"Prematurely ending this policy without a path forward does nothing to keep Americans safe, support our Border Patrol agents, protect asylum-seekers, or bring about the comprehensive fix our immigration system needs," Ryan said at the time. He has also called a "strong border" a "basic American value," a stark contrast to his rhetoric in 2018 when he said Trump's "zero-tolerance immigration policy" showed he didn't have an "ounce of humanity."
His change of heart could be a product of problems on the minds of Ohio voters. As one of the states hardest hit by the opioid crisis, many voters in Ohio blame the Biden administration's lax border policies for the influx of fentanyl there. Ryan's rhetoric on the issues, however, hasn't been followed by action in the House. Although Ryan introduced a fentanyl resolution nearly identical to Boebert's Republican proposal, for example, he has yet to cosponsor her bill—a move that would increase its likelihood of passing.
Ryan's office did not respond to a request for comment asking whether he plans on cosponsoring the Republican bill.
Shortly after Vance clinched the Ohio Republican Senate nomination in May, Ryan offered praise for Trump—who endorsed Vance in the Republican primary.
"I agreed with Trump on trade," Ryan says in an ad that debuted earlier this month. "I voted against outsourcing every single time. We've gotta get tough on China. Let’s make things in Ohio again."

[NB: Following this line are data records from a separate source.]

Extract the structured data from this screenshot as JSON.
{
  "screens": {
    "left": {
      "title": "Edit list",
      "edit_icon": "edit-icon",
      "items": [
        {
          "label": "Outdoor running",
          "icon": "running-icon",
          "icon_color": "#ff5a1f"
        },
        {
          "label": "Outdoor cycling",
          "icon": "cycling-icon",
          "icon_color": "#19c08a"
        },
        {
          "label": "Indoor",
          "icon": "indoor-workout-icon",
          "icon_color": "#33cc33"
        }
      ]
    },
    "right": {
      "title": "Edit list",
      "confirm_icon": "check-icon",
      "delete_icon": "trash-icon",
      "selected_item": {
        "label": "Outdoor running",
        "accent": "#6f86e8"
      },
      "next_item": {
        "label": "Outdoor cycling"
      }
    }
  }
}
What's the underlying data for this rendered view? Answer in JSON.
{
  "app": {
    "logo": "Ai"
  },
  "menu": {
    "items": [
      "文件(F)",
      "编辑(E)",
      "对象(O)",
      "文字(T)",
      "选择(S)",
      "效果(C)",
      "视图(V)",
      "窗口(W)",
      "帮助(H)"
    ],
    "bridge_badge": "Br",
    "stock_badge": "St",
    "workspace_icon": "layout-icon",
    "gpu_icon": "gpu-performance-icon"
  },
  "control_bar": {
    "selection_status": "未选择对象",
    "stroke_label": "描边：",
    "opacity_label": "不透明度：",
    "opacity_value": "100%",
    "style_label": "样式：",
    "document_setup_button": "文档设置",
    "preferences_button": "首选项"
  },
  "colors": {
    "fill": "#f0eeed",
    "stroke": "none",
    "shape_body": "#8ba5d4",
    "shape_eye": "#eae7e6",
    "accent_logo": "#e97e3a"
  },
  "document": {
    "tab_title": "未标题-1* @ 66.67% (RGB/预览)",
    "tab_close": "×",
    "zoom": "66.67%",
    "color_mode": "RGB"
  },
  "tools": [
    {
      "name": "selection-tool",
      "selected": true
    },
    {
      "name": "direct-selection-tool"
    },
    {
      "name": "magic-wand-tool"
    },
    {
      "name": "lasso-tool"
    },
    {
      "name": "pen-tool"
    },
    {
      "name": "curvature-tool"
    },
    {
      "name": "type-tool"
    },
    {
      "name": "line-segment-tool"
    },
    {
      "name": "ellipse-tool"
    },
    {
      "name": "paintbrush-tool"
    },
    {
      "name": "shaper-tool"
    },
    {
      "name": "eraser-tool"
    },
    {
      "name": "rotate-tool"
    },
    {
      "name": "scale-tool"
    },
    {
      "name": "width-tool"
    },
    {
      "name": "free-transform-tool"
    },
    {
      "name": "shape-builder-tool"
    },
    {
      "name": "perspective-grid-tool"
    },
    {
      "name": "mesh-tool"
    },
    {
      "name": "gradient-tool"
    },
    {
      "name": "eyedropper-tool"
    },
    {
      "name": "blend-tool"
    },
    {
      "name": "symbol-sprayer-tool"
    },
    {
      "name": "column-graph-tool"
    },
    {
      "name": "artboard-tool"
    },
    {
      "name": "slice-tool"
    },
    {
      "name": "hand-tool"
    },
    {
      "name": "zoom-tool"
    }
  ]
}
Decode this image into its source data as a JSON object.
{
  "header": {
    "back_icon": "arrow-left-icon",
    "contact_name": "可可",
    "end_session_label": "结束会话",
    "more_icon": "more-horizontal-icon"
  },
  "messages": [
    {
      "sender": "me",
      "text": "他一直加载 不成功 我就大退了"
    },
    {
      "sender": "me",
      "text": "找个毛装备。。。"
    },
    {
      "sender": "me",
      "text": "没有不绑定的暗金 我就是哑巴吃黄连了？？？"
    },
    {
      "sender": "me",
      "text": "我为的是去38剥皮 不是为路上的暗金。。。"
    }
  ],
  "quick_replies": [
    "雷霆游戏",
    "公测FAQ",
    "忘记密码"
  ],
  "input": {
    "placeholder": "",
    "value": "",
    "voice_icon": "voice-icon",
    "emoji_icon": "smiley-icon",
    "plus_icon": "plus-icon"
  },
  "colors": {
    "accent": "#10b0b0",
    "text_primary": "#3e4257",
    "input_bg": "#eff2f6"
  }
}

Ryan sent a letter on June 10 to Biden demanding the White House not lift any tariffs against China, alleging that such a move would "strip the U.S. of leverage in negotiations" and "inundate American companies with a slew of imports they may not be able to withstand." He implored Biden to "prioritize American workers and American manufacturing companies." The letter came after reports that Biden was considering lifting many of the tariffs in an effort to lower inflation.
As the midterms approach, Ryan seems to have pivoted on trade issues as well. During the Trump administration, Ryan called the China tariffs just a way for Trump to "look tough." In an interview with the Washington Post, he called Trump’s actions "abominable and must be revised immediately."
"[Trump’s tariffs are] designed to inflict maximum damage on the U.S. economy, for minimal gain," Ryan tweeted in July 2018.
Vance has labeled Ryan an opportunist and dishonest. Ryan has responded by saying he is happy to talk about his past comments on a variety of issues, including trade.
"My record is very, very clear," Ryan said last week. "We can squabble about some of the details of it, how things are implemented and all the Washington stuff in the details we have to deal with. But my record is very, very clear on this."
Update, June 21, 11:15 a.m.: This piece was updated with additional information on Ryan's voting record.